The Honey of Peace
January 13, 2011 § 2 Comments
Last month in California, my father loaned me his special desktop copy of Robinson Jeffers Selected Poems. I was on a pilgrimage to Tor House, but first, five days in my feel-good place.
Within hours of arriving at the land of my solo retreat, I was out of sorts and feeling stuck. Searching for clues, I flipped through pages of poetry and found the somber piece “To the Stone-cutters” (entire work can be read here). My journal entry begins by quoting the last line. One that seems even more relevant now as I try to glean some nectar from the words I wrote during that expansive time.
Here’s an excerpt from day one, as I began to unravel in that coastal dwelling.
“The honey of peace in old poems…” Robinson Jeffers
‘Dance Church’ is next door and the bass is pumping.
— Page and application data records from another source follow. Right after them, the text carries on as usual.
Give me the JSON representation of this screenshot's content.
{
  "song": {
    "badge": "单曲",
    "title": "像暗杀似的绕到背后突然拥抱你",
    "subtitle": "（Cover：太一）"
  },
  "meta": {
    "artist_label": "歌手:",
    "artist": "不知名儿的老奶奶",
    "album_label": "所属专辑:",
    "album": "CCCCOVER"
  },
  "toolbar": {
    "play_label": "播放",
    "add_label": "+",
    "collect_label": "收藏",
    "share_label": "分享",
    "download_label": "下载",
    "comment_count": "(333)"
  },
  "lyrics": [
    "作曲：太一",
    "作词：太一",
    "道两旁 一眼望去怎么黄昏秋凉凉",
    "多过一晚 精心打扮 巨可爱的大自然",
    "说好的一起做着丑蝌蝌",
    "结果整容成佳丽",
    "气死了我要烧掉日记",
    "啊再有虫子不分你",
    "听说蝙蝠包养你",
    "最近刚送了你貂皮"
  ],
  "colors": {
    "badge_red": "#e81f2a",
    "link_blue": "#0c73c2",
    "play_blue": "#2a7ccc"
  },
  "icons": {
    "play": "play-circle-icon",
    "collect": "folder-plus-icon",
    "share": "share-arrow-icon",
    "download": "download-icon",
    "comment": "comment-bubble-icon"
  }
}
I know that I love to dance but there are reasons I am here, not there: jet lag, no sleep, bloodshot eyes, bad music, closed circuits, just don’t feel like it.
I peek in the window and be the voyeur that watches but doesn’t want to take the plunge. Sixty happy people move and jump in a mass of ecstatic wildness. A man exits, sees my indecision and encourages me to go inside. I tell him that I am just too tired.
“I was too, but it woke me up…”
Eventually, I enter. Somewhere around the Van Halen song, “Jump”, (that’s right, ‘go ahead and jump!’) I’m telling myself that I just can’t dance to this. But then I try it anyway. David Lee Roth’s mantra segues into something more palatable and I’m soon a member of the congregation, dancing my own kind of freedom. My state is altered, my body enlivened and I get so into it that when Dance Church is over and it’s time for dinner, I can barely eat.
Later I’m in the hot springs on a new moon in the starlight. A bath with myself and two women – silent. After a long while one begins to gently sing: “When I am in the light of my soul I am home.”
She sings this line quietly for a short time then slowly exits the bath. More silence, warm water and calm.”
Ahh…the honey of peace in old poems.